The Rev. Oliver Butler rejoices in a job where he can teach, baptize, play music and walk with families through the highs and lows of life. “I can lead people to the only One who can heal wounds and the only One who can offer hope in the midst of pain,” he said. “All that adds up to this being a pretty good gig.”
Butler, who has served as Associate for Young Adults for the last year and a half, didn’t always have this gig. He once was a parishioner at Saint Michael in the mid-90s, while he worked as a financial headhunter in corporate America. Originally from Houston, Butler attended college at Baylor and later at Virginia Theological Seminary. He worked at the Episcopal School of Dallas as Senior Chaplain, then for a year in Florida at an Episcopal school before returning to Texas to work as interim rector at St. Anne’s in DeSoto.
His early formation comes courtesy of Young Life in high school and college.
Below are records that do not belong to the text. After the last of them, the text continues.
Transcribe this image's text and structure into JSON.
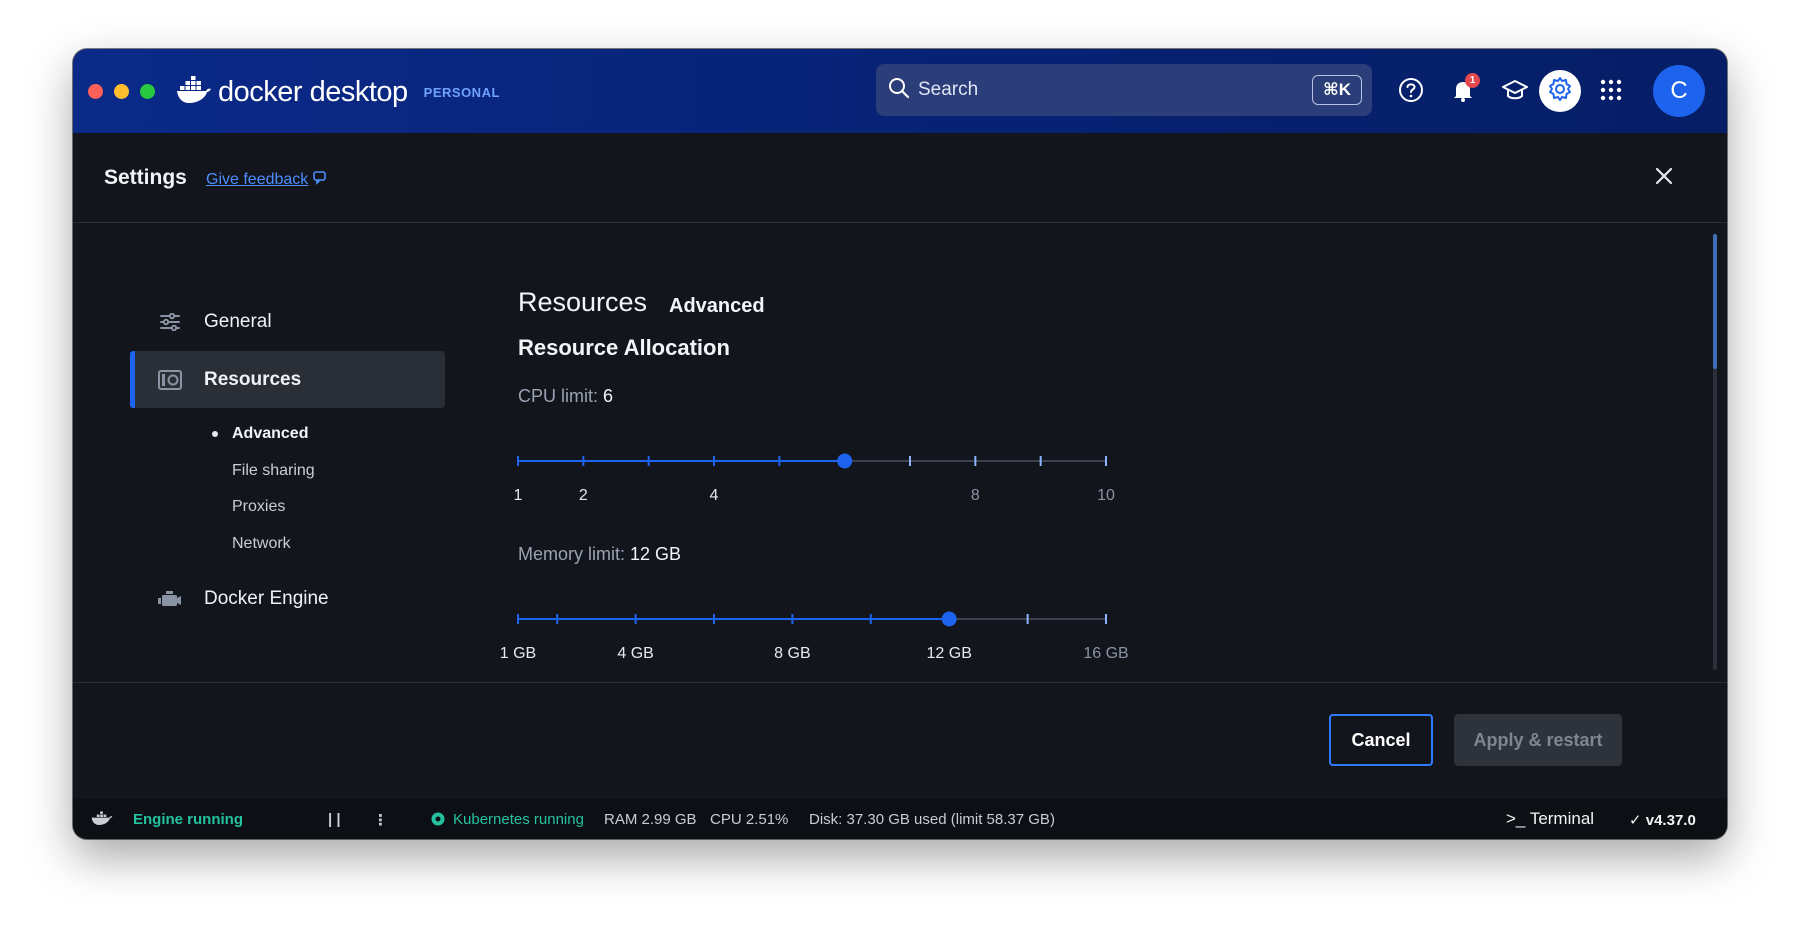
{
  "titlebar": {
    "brand": "docker desktop",
    "plan": "PERSONAL",
    "search_placeholder": "Search",
    "search_shortcut": "⌘K",
    "notification_count": "1",
    "avatar_initial": "C"
  },
  "settings": {
    "title": "Settings",
    "feedback_link": "Give feedback"
  },
  "sidebar": {
    "items": [
      {
        "label": "General",
        "icon": "sliders-icon"
      },
      {
        "label": "Resources",
        "icon": "resources-icon",
        "active": true
      },
      {
        "label": "Docker Engine",
        "icon": "engine-icon"
      }
    ],
    "subitems": [
      {
        "label": "Advanced",
        "current": true
      },
      {
        "label": "File sharing"
      },
      {
        "label": "Proxies"
      },
      {
        "label": "Network"
      }
    ]
  },
  "main": {
    "title": "Resources",
    "tab": "Advanced",
    "section_title": "Resource Allocation",
    "cpu": {
      "label": "CPU limit:",
      "value": "6",
      "min": 1,
      "max": 10,
      "current": 6,
      "tick_labels": [
        "1",
        "2",
        "4",
        "8",
        "10"
      ],
      "tick_values": [
        1,
        2,
        4,
        8,
        10
      ]
    },
    "memory": {
      "label": "Memory limit:",
      "value": "12 GB",
      "min": 1,
      "max": 16,
      "current": 12,
      "tick_labels": [
        "1 GB",
        "4 GB",
        "8 GB",
        "12 GB",
        "16 GB"
      ],
      "tick_values": [
        1,
        4,
        8,
        12,
        16
      ]
    }
  },
  "footer": {
    "cancel": "Cancel",
    "apply": "Apply & restart"
  },
  "statusbar": {
    "engine": "Engine running",
    "pause": "| |",
    "more": "⋮",
    "kubernetes": "Kubernetes running",
    "ram": "RAM 2.99 GB",
    "cpu": "CPU 2.51%",
    "disk": "Disk: 37.30 GB used (limit 58.37 GB)",
    "terminal": "Terminal",
    "version": "v4.37.0"
  },
  "colors": {
    "accent": "#1d63ed",
    "titlebar": "#0b2a88",
    "background": "#12151c",
    "status_green": "#25c2a0"
  }
}
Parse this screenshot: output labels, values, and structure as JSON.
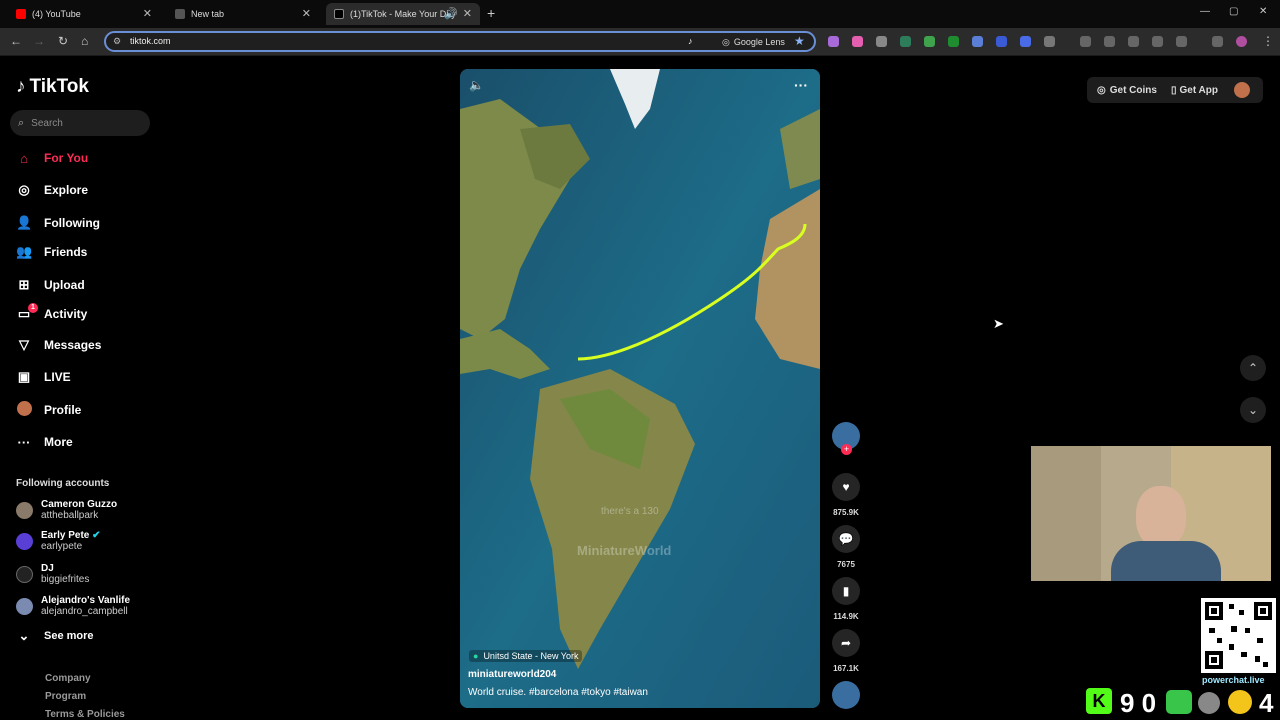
{
  "browser": {
    "tabs": [
      {
        "title": "(4) YouTube"
      },
      {
        "title": "New tab"
      },
      {
        "title": "(1)TikTok - Make Your Day"
      }
    ],
    "url": "tiktok.com",
    "google_lens": "Google Lens"
  },
  "tiktok": {
    "logo": "TikTok",
    "search_placeholder": "Search",
    "nav": [
      {
        "label": "For You",
        "icon": "home-icon",
        "active": true
      },
      {
        "label": "Explore",
        "icon": "compass-icon"
      },
      {
        "label": "Following",
        "icon": "following-icon"
      },
      {
        "label": "Friends",
        "icon": "friends-icon"
      },
      {
        "label": "Upload",
        "icon": "upload-icon"
      },
      {
        "label": "Activity",
        "icon": "activity-icon",
        "badge": "1"
      },
      {
        "label": "Messages",
        "icon": "messages-icon"
      },
      {
        "label": "LIVE",
        "icon": "live-icon"
      },
      {
        "label": "Profile",
        "icon": "profile-avatar"
      },
      {
        "label": "More",
        "icon": "more-icon"
      }
    ],
    "following_title": "Following accounts",
    "accounts": [
      {
        "name": "Cameron Guzzo",
        "handle": "attheballpark"
      },
      {
        "name": "Early Pete",
        "handle": "earlypete"
      },
      {
        "name": "DJ",
        "handle": "biggiefrites"
      },
      {
        "name": "Alejandro's Vanlife",
        "handle": "alejandro_campbell"
      }
    ],
    "see_more": "See more",
    "footer": [
      "Company",
      "Program",
      "Terms & Policies"
    ],
    "top_right": {
      "coins": "Get Coins",
      "app": "Get App"
    },
    "video": {
      "location": "Unitsd State - New York",
      "author": "miniatureworld204",
      "caption": "World cruise. #barcelona #tokyo #taiwan",
      "subtitle": "there's a 130",
      "watermark": "MiniatureWorld"
    },
    "stats": {
      "likes": "875.9K",
      "comments": "7675",
      "saves": "114.9K",
      "shares": "167.1K"
    }
  },
  "overlay": {
    "powerchat": "powerchat.live",
    "counter": "9 0",
    "right_num": "4"
  }
}
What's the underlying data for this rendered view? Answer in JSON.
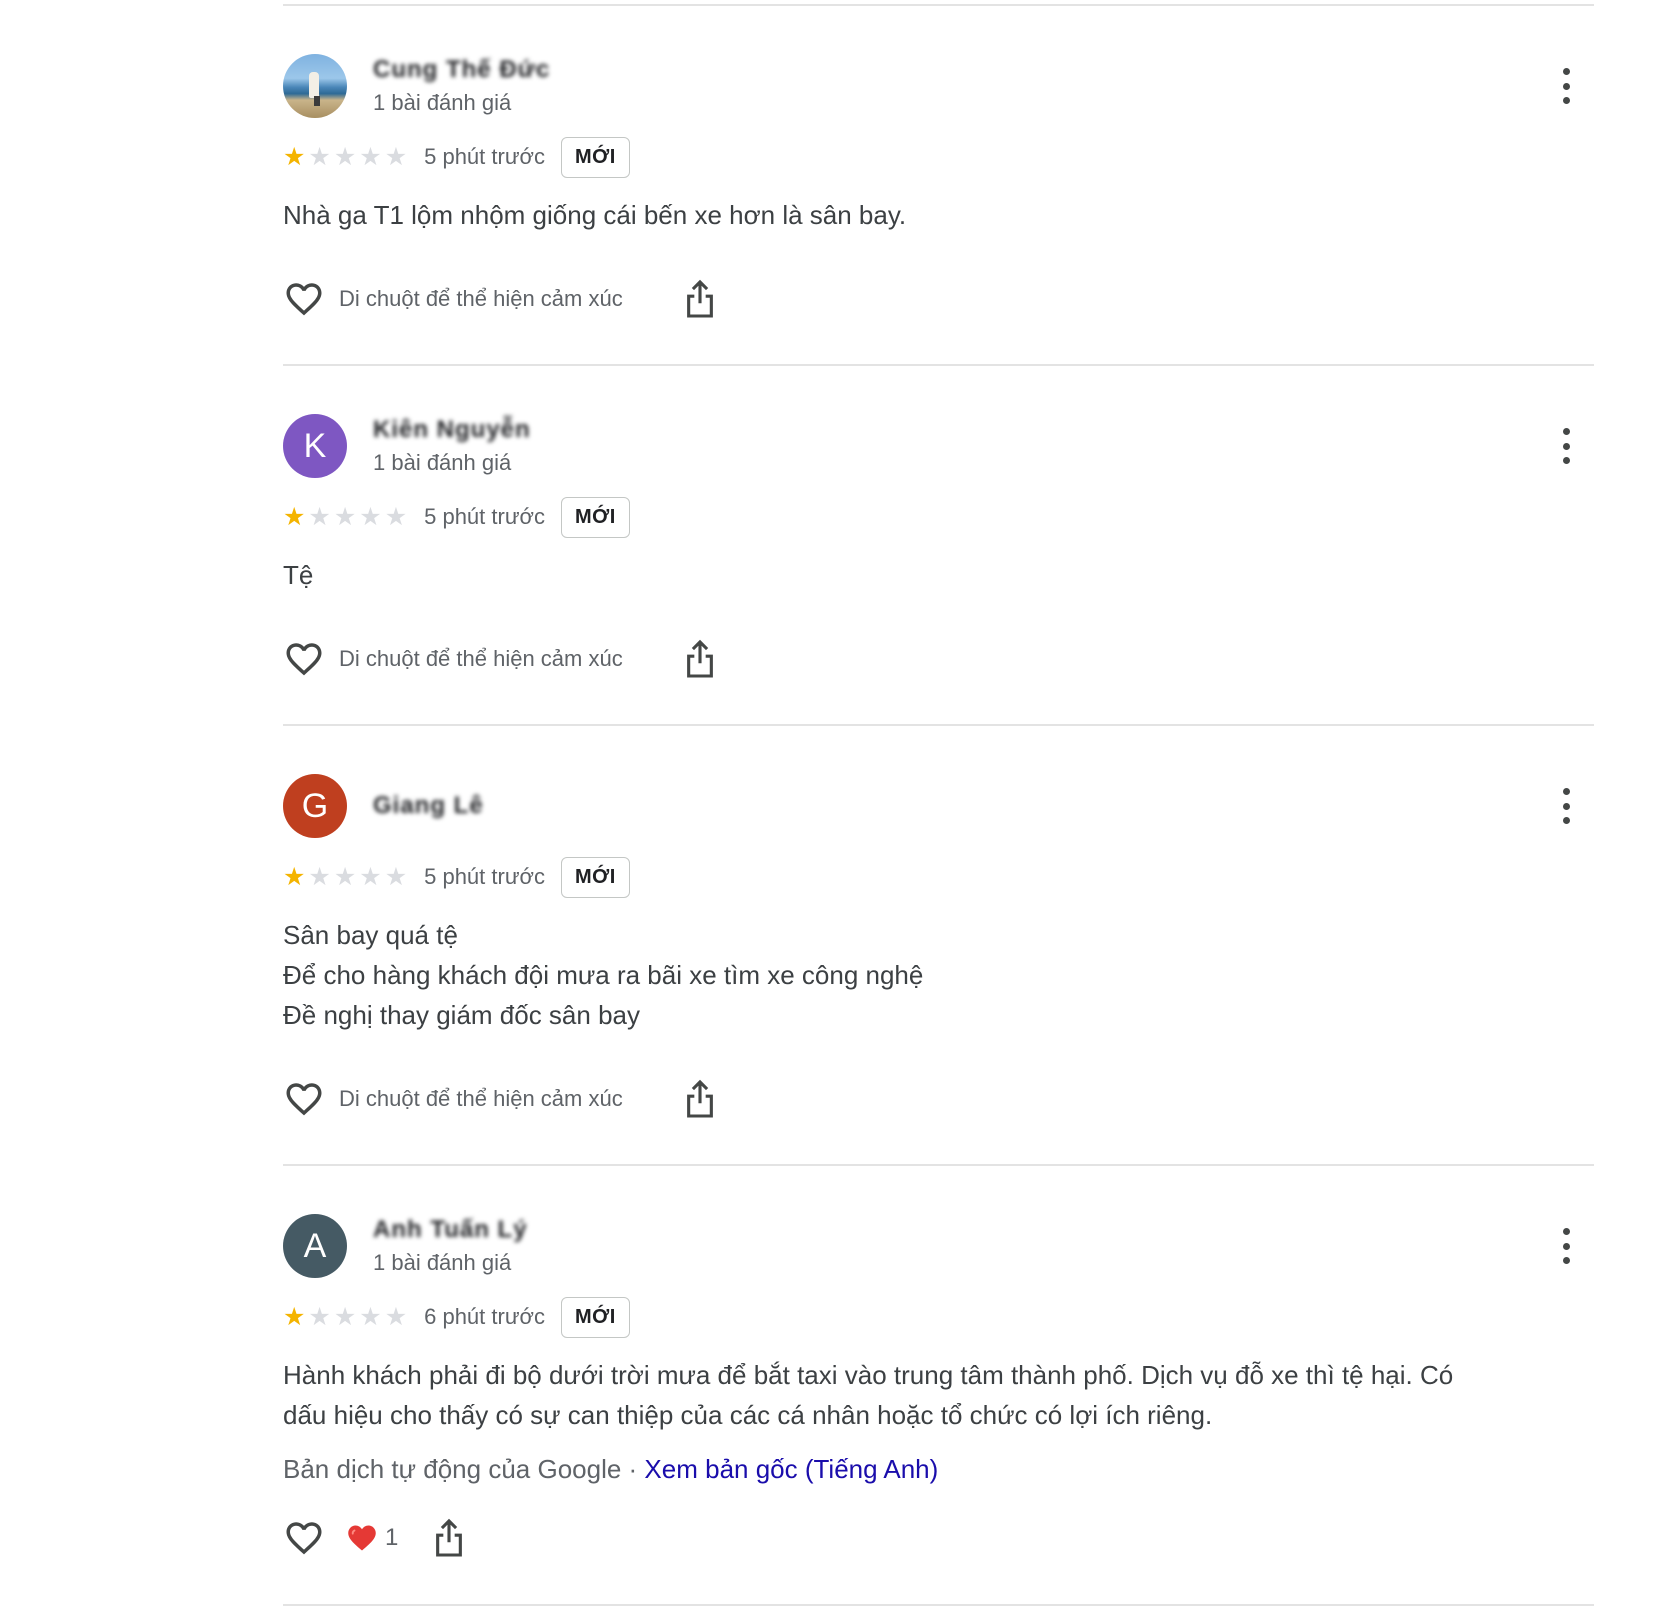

But it was during his time at Saint Michael and volunteering with youth that he got the call to do more. He was arguing with the rector about theology and when the two clearly disagreed, Butler asked whether he should continue volunteering. The rector told him absolutely and asked whether he had ever thought about being a priest. He entered the seminary a couple of years later.
Butler is married to Elizabeth, and they have a 3-year-old daughter, Vera. The family also own and love their mixed-breed Pyrenees, Lacey. Butler is an avid musician and performs on occasion in a blue grass band and a Texas country band. He plays the guitar, dobro, banjo, and mandolin. He also loves the mountains, for hiking, relaxing on the beach, and cooking Texas BBQ in his smoker.
When asked to share a “blooper” about himself, Butler said that years ago during a noon-time Eucharist at Incarnation, he had never led a Rite I service by himself before. “There are some differences. I remember looking at it but I didn’t check everything. We got to post communion prayer and I couldn’t find it. I didn’t have a prayer book with me. So I guessed at the opening words figuring the Episcopalians would take it from there. It was the Prayer of Humble Access and I said, ‘I don’t presume to come to his table… .’ Everyone stared at me. I started sweating and dripping on the altar. I couldn’t find it. Finally a seminarian in the congregation gave it to me from his prayer book.”
Like the Rev. Bob Johnston, Butler is passionate about sharing the Gospel. In fact, the two teamed up together in the past at Church of the Incarnation where Butler helped Johnston start the Uptown Services, a contemporary worship that eventually doubled the size of the church. “We are buddies and we hang out outside of church and it’s fun. He’s a right-brain lawyer and I’m a left-brain musician, so it’s a blast. We complement each other pretty well.” The two are currently working on a similar effort at Saint Michael for the contemporary Celebration service. “It has steadily grown since the Fall,” he said. “Summer is down-time here, but we’ve seen a good response.”
Butler loves his life as a priest and looks forward to growing the Church and bringing more people to Christ, particularly with the energy of a new rector and the continuing momentum of the Celebration service.